The French accident investigation agency, BEA, found the plane received inconsistent airspeed readings from different instruments as it struggled in a massive thunderstorm.
The investigation is increasingly focused on whether external instruments may have iced over, confusing speed sensors and leading computers to set the plane’s speed too fast or slow — a potentially deadly mistake in severe turbulence.
Airbus recommended that all its airline customers replace instruments that help measure speed and altitude, known as Pitot tubes, on the A330, the model used for Flight 447, said Paul-Louis Arslanian, the head of the agency.
“They hadn’t yet been replaced” on the plane that crashed, said Alain Bouillard, head of the French investigation.
Air France issued a statement Saturday saying it began replacing the monitors on the Airbus A330 model on April 27 after an improved version became available.
The statement stressed the recommendation to change the monitor “allows the operator full freedom to totally, partially or not at all apply it.” When safety is at issue, the aircraft maker puts out a mandatory service bulletin followed up by an airworthiness directive, not a recommendation.
The Air France statement said that icing of the monitors at high altitude has led at times to loss of needed flying information, but only a “small number” of incidents linked to the monitors had been reported.
Air France has already replaced the Pitots on another Airbus model, the 320, after its pilots reported similar problems with the instrument, according to an Air France air safety report filed by pilots in January and obtained by The Associated Press.
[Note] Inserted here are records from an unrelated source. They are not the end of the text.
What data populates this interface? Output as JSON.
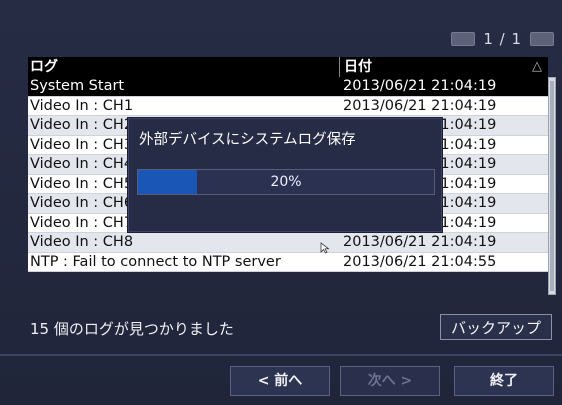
{
  "pager": {
    "text": "1 / 1"
  },
  "table": {
    "headers": {
      "log": "ログ",
      "date": "日付",
      "sort_indicator": "△"
    },
    "rows": [
      {
        "log": "System Start",
        "date": "2013/06/21 21:04:19",
        "selected": true
      },
      {
        "log": "Video In : CH1",
        "date": "2013/06/21 21:04:19"
      },
      {
        "log": "Video In : CH2",
        "date": "2013/06/21 21:04:19"
      },
      {
        "log": "Video In : CH3",
        "date": "2013/06/21 21:04:19"
      },
      {
        "log": "Video In : CH4",
        "date": "2013/06/21 21:04:19"
      },
      {
        "log": "Video In : CH5",
        "date": "2013/06/21 21:04:19"
      },
      {
        "log": "Video In : CH6",
        "date": "2013/06/21 21:04:19"
      },
      {
        "log": "Video In : CH7",
        "date": "2013/06/21 21:04:19"
      },
      {
        "log": "Video In : CH8",
        "date": "2013/06/21 21:04:19"
      },
      {
        "log": "NTP : Fail to connect to NTP server",
        "date": "2013/06/21 21:04:55"
      }
    ]
  },
  "footer": {
    "count_text": "15 個のログが見つかりました",
    "backup_label": "バックアップ",
    "prev_label": "< 前へ",
    "next_label": "次へ >",
    "end_label": "終了"
  },
  "modal": {
    "title": "外部デバイスにシステムログ保存",
    "progress_percent": 20,
    "progress_text": "20%"
  },
  "colors": {
    "background": "#23293f",
    "progress_fill": "#1a56b5",
    "selected_row": "#000000"
  }
}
The report followed an incident in which an Air France flight from Tokyo to Paris reported problems with its airspeed indicators similar to those believed to have been encountered by Flight 447. In that case, the Pitot tubes were found to have been blocked by ice.
The same report says Air France decided to increase the inspection frequency for its A330 and A340 jets’ Pitot tubes, but that it had been waiting for a recommendation from Airbus before installing new Pitots.
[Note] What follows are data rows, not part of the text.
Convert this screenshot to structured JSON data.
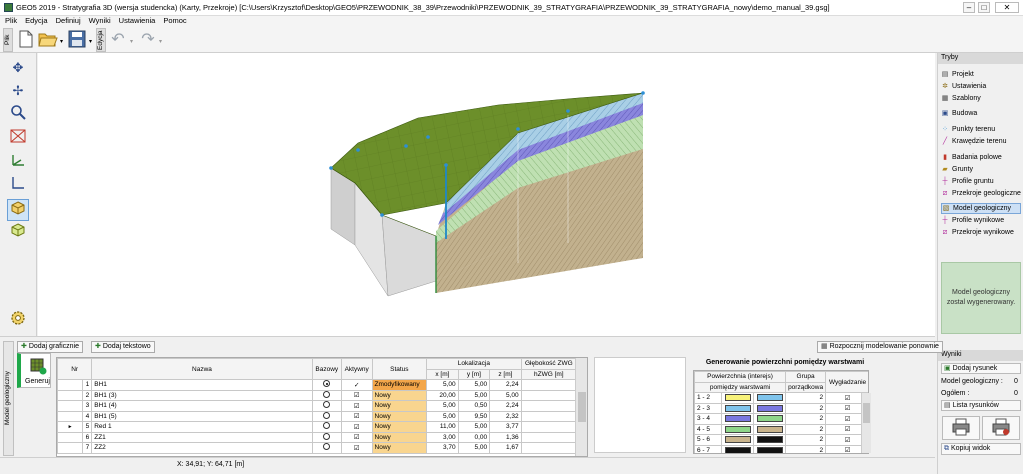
{
  "window": {
    "title": "GEO5 2019 - Stratygrafia 3D (wersja studencka) (Karty, Przekroje) [C:\\Users\\Krzysztof\\Desktop\\GEO5\\PRZEWODNIK_38_39\\Przewodniki\\PRZEWODNIK_39_STRATYGRAFIA\\PRZEWODNIK_39_STRATYGRAFIA_nowy\\demo_manual_39.gsg]",
    "minimize": "–",
    "maximize": "□",
    "close": "✕"
  },
  "menu": [
    "Plik",
    "Edycja",
    "Definiuj",
    "Wyniki",
    "Ustawienia",
    "Pomoc"
  ],
  "toolbar": {
    "tab_file": "Plik",
    "tab_edit": "Edycja"
  },
  "right_panel": {
    "modes_header": "Tryby",
    "items": [
      {
        "label": "Projekt",
        "icon": "list-icon"
      },
      {
        "label": "Ustawienia",
        "icon": "gear-icon"
      },
      {
        "label": "Szablony",
        "icon": "template-icon"
      },
      {
        "label": "Budowa",
        "icon": "building-icon"
      },
      {
        "label": "Punkty terenu",
        "icon": "points-icon"
      },
      {
        "label": "Krawędzie terenu",
        "icon": "edge-icon"
      },
      {
        "label": "Badania polowe",
        "icon": "borehole-icon"
      },
      {
        "label": "Grunty",
        "icon": "soil-icon"
      },
      {
        "label": "Profile gruntu",
        "icon": "profile-icon"
      },
      {
        "label": "Przekroje geologiczne",
        "icon": "section-icon"
      },
      {
        "label": "Model geologiczny",
        "icon": "model-icon"
      },
      {
        "label": "Profile wynikowe",
        "icon": "result-profile-icon"
      },
      {
        "label": "Przekroje wynikowe",
        "icon": "result-section-icon"
      }
    ],
    "message": "Model geologiczny zostal wygenerowany.",
    "results_header": "Wyniki",
    "add_drawing": "Dodaj rysunek",
    "model_count_label": "Model geologiczny :",
    "model_count": "0",
    "total_label": "Ogółem :",
    "total": "0",
    "drawings_list": "Lista rysunków",
    "copy_view": "Kopiuj widok"
  },
  "bottom_panel": {
    "side_tab": "Model geologiczny",
    "generate": "Generuj",
    "add_graphic": "Dodaj graficznie",
    "add_text": "Dodaj tekstowo",
    "start_modeling": "Rozpocznij modelowanie ponownie",
    "table": {
      "headers": {
        "nr": "Nr",
        "name": "Nazwa",
        "base": "Bazowy",
        "active": "Aktywny",
        "status": "Status",
        "location": "Lokalizacja",
        "x": "x [m]",
        "y": "y [m]",
        "z": "z [m]",
        "depth": "Głębokość ZWG",
        "depth_unit": "hZWG [m]"
      },
      "rows": [
        {
          "nr": "1",
          "name": "BH1",
          "base": "radio-on",
          "active": "✓",
          "status": "Zmodyfikowany",
          "x": "5,00",
          "y": "5,00",
          "z": "2,24",
          "depth": ""
        },
        {
          "nr": "2",
          "name": "BH1 (3)",
          "base": "radio",
          "active": "☑",
          "status": "Nowy",
          "x": "20,00",
          "y": "5,00",
          "z": "5,00",
          "depth": ""
        },
        {
          "nr": "3",
          "name": "BH1 (4)",
          "base": "radio",
          "active": "☑",
          "status": "Nowy",
          "x": "5,00",
          "y": "0,50",
          "z": "2,24",
          "depth": ""
        },
        {
          "nr": "4",
          "name": "BH1 (5)",
          "base": "radio",
          "active": "☑",
          "status": "Nowy",
          "x": "5,00",
          "y": "9,50",
          "z": "2,32",
          "depth": ""
        },
        {
          "nr": "5",
          "name": "Red 1",
          "base": "radio",
          "active": "☑",
          "status": "Nowy",
          "x": "11,00",
          "y": "5,00",
          "z": "3,77",
          "depth": ""
        },
        {
          "nr": "6",
          "name": "ZZ1",
          "base": "radio",
          "active": "☑",
          "status": "Nowy",
          "x": "3,00",
          "y": "0,00",
          "z": "1,36",
          "depth": ""
        },
        {
          "nr": "7",
          "name": "ZZ2",
          "base": "radio",
          "active": "☑",
          "status": "Nowy",
          "x": "3,70",
          "y": "5,00",
          "z": "1,67",
          "depth": ""
        }
      ],
      "current_row_marker": "►"
    },
    "surfaces": {
      "title": "Generowanie powierzchni pomiędzy warstwami",
      "headers": {
        "surface": "Powierzchnia (interejs)",
        "surface2": "pomiędzy warstwami",
        "group": "Grupa",
        "group2": "porządkowa",
        "smoothing": "Wygładzanie"
      },
      "rows": [
        {
          "pair": "1 - 2",
          "c1": "#f7f27a",
          "c2": "#7fc4ec",
          "group": "2",
          "smooth": "☑"
        },
        {
          "pair": "2 - 3",
          "c1": "#7fc4ec",
          "c2": "#7a78e0",
          "group": "2",
          "smooth": "☑"
        },
        {
          "pair": "3 - 4",
          "c1": "#7a78e0",
          "c2": "#8fd68a",
          "group": "2",
          "smooth": "☑"
        },
        {
          "pair": "4 - 5",
          "c1": "#8fd68a",
          "c2": "#c9b48c",
          "group": "2",
          "smooth": "☑"
        },
        {
          "pair": "5 - 6",
          "c1": "#c9b48c",
          "c2": "#111111",
          "group": "2",
          "smooth": "☑"
        },
        {
          "pair": "6 - 7",
          "c1": "#111111",
          "c2": "#111111",
          "group": "2",
          "smooth": "☑"
        }
      ]
    }
  },
  "status": {
    "coords": "X: 34,91; Y: 64,71 [m]"
  }
}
Arslanian of the BEA cautioned that it is too early to draw conclusions about the role of Pitot tubes in the crash, saying that “it does not mean that without replacing the Pitots that the A330 was dangerous.”
He told a news conference at the agency’s headquarters near Paris that the crash of Flight 447 does not mean similar planes are unsafe, adding that he told family members not to worry about flying.
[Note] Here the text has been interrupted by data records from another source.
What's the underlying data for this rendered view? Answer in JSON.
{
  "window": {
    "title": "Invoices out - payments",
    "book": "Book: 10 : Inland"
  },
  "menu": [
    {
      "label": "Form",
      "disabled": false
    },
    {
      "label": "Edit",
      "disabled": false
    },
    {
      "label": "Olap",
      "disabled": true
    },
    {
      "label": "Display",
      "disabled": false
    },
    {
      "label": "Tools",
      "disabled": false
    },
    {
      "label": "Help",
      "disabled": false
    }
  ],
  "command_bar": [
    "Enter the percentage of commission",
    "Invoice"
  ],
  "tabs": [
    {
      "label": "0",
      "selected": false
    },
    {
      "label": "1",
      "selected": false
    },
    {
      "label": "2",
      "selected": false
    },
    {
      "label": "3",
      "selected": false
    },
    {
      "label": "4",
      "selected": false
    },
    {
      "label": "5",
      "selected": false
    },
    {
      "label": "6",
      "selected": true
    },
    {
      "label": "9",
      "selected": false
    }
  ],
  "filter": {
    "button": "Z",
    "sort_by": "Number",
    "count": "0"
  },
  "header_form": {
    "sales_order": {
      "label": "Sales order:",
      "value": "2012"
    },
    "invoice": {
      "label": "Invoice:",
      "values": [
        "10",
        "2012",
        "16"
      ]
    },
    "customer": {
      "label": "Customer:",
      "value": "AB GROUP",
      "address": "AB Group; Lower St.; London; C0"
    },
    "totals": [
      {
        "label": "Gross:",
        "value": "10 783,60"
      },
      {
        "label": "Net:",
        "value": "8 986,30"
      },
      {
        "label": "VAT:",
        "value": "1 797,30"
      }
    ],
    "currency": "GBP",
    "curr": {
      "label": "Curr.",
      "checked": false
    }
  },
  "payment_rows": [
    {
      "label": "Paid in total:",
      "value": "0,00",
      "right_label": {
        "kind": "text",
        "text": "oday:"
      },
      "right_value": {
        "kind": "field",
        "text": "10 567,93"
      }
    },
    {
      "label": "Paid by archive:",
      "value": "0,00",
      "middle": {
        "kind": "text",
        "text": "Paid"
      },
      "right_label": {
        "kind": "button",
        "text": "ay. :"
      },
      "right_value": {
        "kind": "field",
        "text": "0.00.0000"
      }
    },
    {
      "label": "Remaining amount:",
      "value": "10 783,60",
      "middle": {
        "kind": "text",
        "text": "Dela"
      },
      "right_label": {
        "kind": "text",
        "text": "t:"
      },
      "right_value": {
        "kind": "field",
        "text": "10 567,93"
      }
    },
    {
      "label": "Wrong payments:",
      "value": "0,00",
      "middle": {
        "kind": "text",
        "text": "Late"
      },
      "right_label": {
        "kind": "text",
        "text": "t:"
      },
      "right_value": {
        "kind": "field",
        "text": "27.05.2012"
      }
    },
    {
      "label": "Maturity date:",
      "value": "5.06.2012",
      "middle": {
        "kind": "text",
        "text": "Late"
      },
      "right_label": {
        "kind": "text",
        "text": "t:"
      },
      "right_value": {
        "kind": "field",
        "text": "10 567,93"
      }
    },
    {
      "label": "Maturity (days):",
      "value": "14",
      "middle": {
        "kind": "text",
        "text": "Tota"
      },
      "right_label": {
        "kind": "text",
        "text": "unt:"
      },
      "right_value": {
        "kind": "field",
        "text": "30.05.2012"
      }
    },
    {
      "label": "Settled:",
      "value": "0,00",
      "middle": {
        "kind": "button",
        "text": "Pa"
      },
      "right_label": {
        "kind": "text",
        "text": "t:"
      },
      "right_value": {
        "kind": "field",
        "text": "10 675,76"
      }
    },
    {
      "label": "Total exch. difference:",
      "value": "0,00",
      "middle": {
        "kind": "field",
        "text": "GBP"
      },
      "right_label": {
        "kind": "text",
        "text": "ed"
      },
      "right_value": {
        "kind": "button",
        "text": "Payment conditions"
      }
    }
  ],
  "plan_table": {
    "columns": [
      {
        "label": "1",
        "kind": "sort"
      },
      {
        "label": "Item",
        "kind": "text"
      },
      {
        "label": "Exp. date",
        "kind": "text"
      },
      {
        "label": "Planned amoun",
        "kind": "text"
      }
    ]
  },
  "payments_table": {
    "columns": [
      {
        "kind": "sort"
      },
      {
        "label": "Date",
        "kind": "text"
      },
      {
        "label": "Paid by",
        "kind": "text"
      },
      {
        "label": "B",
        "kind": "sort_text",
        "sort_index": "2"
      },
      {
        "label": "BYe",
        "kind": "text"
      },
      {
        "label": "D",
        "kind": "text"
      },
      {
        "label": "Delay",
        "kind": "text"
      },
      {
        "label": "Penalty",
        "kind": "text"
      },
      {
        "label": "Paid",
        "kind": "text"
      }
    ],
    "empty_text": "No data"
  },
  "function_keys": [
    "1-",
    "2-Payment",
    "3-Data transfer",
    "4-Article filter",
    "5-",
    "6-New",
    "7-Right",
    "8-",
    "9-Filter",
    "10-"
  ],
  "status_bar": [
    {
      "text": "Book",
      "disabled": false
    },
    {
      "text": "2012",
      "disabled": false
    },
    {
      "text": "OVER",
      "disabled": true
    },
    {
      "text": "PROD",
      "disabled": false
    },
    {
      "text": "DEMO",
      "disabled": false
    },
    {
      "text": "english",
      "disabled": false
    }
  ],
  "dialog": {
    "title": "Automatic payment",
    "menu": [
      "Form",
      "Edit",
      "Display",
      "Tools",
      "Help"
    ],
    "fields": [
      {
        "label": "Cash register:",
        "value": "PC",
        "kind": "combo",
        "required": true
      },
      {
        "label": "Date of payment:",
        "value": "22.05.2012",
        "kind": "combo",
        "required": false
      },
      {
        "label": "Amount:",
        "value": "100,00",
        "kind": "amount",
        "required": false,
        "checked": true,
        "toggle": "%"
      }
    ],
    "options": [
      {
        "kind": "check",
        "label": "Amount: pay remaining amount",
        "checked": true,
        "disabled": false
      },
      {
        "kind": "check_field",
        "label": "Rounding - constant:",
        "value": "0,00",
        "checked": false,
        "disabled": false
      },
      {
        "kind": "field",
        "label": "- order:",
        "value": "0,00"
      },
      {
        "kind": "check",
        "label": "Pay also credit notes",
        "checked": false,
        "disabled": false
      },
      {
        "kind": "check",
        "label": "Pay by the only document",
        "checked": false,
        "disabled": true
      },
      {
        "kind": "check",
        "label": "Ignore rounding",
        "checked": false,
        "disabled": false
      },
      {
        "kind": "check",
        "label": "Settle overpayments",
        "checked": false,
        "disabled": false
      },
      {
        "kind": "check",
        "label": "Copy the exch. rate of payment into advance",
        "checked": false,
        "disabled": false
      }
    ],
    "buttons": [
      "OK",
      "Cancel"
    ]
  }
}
As part of their investigation, officials are relying on 24 messages the plane sent automatically during the last minutes of the flight.
The signals show the plane’s autopilot was not on, officials said, but it was not clear if the autopilot had been switched off by the pilots or had stopped working because it received conflicting airspeed readings.
The flight disappeared nearly four hours after takeoff.
The head of France’s weather forecasting agency, Alain Ratier, said weather conditions at the time of the flight were not exceptional for the time of the year and region, which is known for violent stormy weather.
On Thursday, European plane maker Airbus sent an advisory to all operators of the A330 reminding them of how to handle the plane in conditions similar to those experienced by Flight 447.
Peter Goelz, a former managing director of the National Transportation Safety Board, said that advisory and the Air France memo about replacing flight-speed instruments “certainly raises questions about whether the Pitot tubes, which are critical to the pilot’s understanding of what’s going on, were operating effectively.”
Arslanian said it is vital to locate a small beacon called a “pinger” that should be attached to the cockpit voice and data recorders, now presumed to be deep in the Atlantic.
“We have no guarantee that the pinger is attached to the recorders,” he said.
Holding up a pinger in the palm of his hand, he said: “This is what we are looking for in the middle of the Atlantic Ocean.”